[Source data Boundary: Start]

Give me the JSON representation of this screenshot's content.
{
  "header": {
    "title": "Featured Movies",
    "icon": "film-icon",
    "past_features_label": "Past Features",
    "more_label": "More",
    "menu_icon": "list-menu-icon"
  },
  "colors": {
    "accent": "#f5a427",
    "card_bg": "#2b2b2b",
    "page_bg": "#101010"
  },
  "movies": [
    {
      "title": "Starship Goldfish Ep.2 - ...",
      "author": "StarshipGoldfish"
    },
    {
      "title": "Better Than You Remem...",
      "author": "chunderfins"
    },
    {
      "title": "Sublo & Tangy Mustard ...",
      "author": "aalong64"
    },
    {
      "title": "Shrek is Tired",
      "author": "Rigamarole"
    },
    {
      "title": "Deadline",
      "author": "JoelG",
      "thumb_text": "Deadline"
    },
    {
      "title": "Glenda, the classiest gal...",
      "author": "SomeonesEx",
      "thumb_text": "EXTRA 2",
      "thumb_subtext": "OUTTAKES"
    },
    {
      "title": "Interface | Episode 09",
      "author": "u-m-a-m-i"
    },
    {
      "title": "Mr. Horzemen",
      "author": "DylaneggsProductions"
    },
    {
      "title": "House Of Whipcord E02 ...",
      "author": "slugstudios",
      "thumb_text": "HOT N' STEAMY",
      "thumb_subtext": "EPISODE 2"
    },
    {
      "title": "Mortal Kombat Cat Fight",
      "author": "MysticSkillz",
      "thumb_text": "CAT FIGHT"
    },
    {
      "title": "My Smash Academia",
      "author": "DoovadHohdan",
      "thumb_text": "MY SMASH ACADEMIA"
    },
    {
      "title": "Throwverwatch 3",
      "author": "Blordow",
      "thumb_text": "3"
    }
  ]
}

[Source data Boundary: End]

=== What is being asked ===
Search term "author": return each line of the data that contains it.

=== Finished exercise ===
      "author": "StarshipGoldfish"
      "author": "chunderfins"
      "author": "aalong64"
      "author": "Rigamarole"
      "author": "JoelG",
      "author": "SomeonesEx",
      "author": "u-m-a-m-i"
      "author": "DylaneggsProductions"
      "author": "slugstudios",
      "author": "MysticSkillz",
      "author": "DoovadHohdan",
      "author": "Blordow",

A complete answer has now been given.